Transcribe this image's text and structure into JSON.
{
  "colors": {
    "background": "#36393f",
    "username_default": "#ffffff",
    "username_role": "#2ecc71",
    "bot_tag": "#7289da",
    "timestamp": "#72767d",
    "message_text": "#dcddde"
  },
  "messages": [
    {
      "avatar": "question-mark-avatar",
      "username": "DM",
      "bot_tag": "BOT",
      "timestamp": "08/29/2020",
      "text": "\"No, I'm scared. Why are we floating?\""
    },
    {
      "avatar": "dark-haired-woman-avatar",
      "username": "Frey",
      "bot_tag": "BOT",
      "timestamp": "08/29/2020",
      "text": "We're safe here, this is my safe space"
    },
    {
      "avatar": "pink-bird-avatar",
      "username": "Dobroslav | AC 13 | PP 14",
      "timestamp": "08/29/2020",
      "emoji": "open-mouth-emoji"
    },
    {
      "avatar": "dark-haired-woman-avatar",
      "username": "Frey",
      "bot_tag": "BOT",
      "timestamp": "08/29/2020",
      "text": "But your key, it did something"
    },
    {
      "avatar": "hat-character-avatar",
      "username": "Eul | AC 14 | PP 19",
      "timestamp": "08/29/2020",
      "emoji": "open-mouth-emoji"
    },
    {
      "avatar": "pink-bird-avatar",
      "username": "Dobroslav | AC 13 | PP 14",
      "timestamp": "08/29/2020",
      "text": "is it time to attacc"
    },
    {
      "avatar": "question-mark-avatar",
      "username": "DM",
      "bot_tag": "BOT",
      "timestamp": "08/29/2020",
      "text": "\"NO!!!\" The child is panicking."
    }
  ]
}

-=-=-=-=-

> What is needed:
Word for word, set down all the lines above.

> Worked solution:
Transcribe this image's text and structure into JSON.
{
  "colors": {
    "background": "#36393f",
    "username_default": "#ffffff",
    "username_role": "#2ecc71",
    "bot_tag": "#7289da",
    "timestamp": "#72767d",
    "message_text": "#dcddde"
  },
  "messages": [
    {
      "avatar": "question-mark-avatar",
      "username": "DM",
      "bot_tag": "BOT",
      "timestamp": "08/29/2020",
      "text": "\"No, I'm scared. Why are we floating?\""
    },
    {
      "avatar": "dark-haired-woman-avatar",
      "username": "Frey",
      "bot_tag": "BOT",
      "timestamp": "08/29/2020",
      "text": "We're safe here, this is my safe space"
    },
    {
      "avatar": "pink-bird-avatar",
      "username": "Dobroslav | AC 13 | PP 14",
      "timestamp": "08/29/2020",
      "emoji": "open-mouth-emoji"
    },
    {
      "avatar": "dark-haired-woman-avatar",
      "username": "Frey",
      "bot_tag": "BOT",
      "timestamp": "08/29/2020",
      "text": "But your key, it did something"
    },
    {
      "avatar": "hat-character-avatar",
      "username": "Eul | AC 14 | PP 19",
      "timestamp": "08/29/2020",
      "emoji": "open-mouth-emoji"
    },
    {
      "avatar": "pink-bird-avatar",
      "username": "Dobroslav | AC 13 | PP 14",
      "timestamp": "08/29/2020",
      "text": "is it time to attacc"
    },
    {
      "avatar": "question-mark-avatar",
      "username": "DM",
      "bot_tag": "BOT",
      "timestamp": "08/29/2020",
      "text": "\"NO!!!\" The child is panicking."
    }
  ]
}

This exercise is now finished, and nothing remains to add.